The messy death of a multiple star system and the resulting planetary nebula as observed by JWST

De Marco, Orsola; Akashi, Muhammad; Akras, Stavros; Alcolea, Javier y 65 autores mas (incluyendo Carmen Sánchez Contreras) (2022).

Nature Astronomy, 6, 1421. doi:10.1038/s41550-022-01845-2

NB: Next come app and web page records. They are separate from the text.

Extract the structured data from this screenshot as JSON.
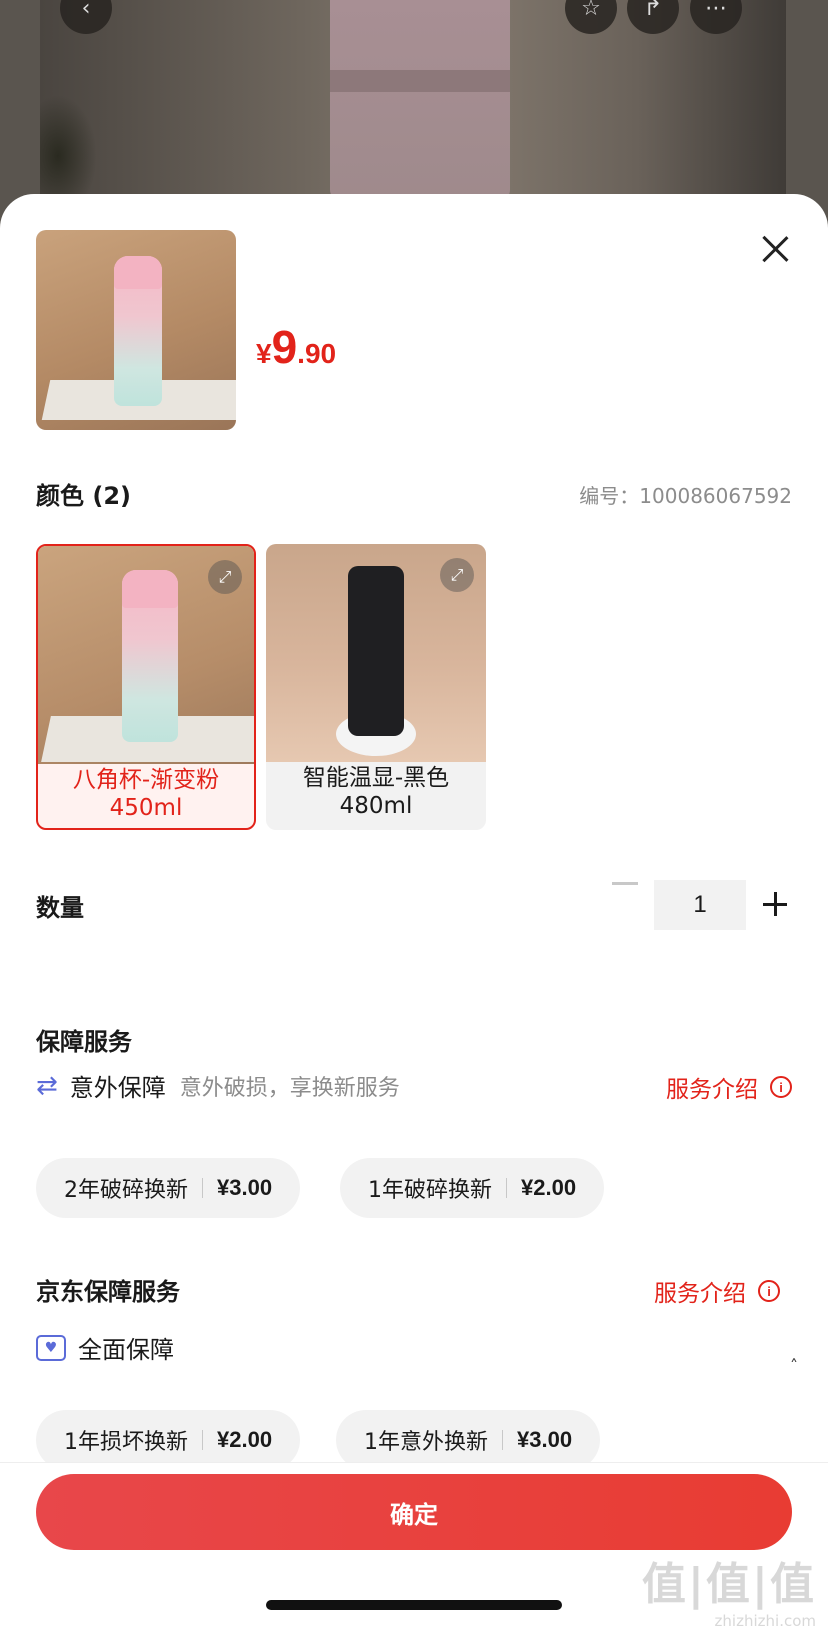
{
  "top_bar": {
    "back_icon": "chevron-left-icon",
    "actions": [
      "star-icon",
      "share-icon",
      "more-icon"
    ]
  },
  "product": {
    "price_symbol": "¥",
    "price_integer": "9",
    "price_decimal": ".90"
  },
  "color_section": {
    "title": "颜色 (2)",
    "sku_label": "编号：",
    "sku_value": "100086067592",
    "variants": [
      {
        "line1": "八角杯-渐变粉",
        "line2": "450ml",
        "selected": true
      },
      {
        "line1": "智能温显-黑色",
        "line2": "480ml",
        "selected": false
      }
    ]
  },
  "quantity": {
    "label": "数量",
    "value": "1"
  },
  "protection": {
    "title": "保障服务",
    "accident": {
      "name": "意外保障",
      "desc": "意外破损，享换新服务",
      "link": "服务介绍"
    },
    "options": [
      {
        "name": "2年破碎换新",
        "price": "¥3.00"
      },
      {
        "name": "1年破碎换新",
        "price": "¥2.00"
      }
    ]
  },
  "jd_protection": {
    "title": "京东保障服务",
    "link": "服务介绍",
    "full": {
      "name": "全面保障"
    },
    "options": [
      {
        "name": "1年损坏换新",
        "price": "¥2.00"
      },
      {
        "name": "1年意外换新",
        "price": "¥3.00"
      }
    ]
  },
  "footer": {
    "confirm": "确定"
  },
  "watermark": {
    "big": "值|值|值",
    "small": "zhizhizhi.com"
  },
  "colors": {
    "accent": "#e2231a",
    "button": "#e83c33"
  }
}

Planetary nebulae, which are the envelopes ejected by red giant stars, provide us with a history of the late mass-loss phases of about 90% of the stars that were initially more massive than the Sun. Here we analyse images of the planetary nebula NGC 3132 captured by the James Webb Space Telescope (JWST) during its Early Launch Observations. We have discovered a structured and extended hydrogen halo surrounding a central ionised bubble, with spiral structures that were probably shaped by a low-mass companion orbiting the central star at approximately 40-60 AU. The images also reveal an excess of mid-infrared light in the central star, interpreted as a dusty disc, indicative of an interaction with another, closer companion. Including the previously known A-type visual companion, the progenitor of the planetary nebula NGC 3132 must have been at least a stellar quartet. The JWST images allow us to create a model of the illumination, ionisation, and hydrodynamics of the molecular halo, demonstrating the potential of JWST to probe complex stellar flows. In addition, new measurements of the A-type visual companion allow us to obtain the mass value of the progenitor of the central star with excellent precision: 2.86 ± 0.06 M⊙. These results open the way for future JWST observations of planetary nebulae, providing unique information on fundamental astrophysical processes, including wind collisions and binary star interactions, with implications for supernovae and gravitational wave systems.

Other publications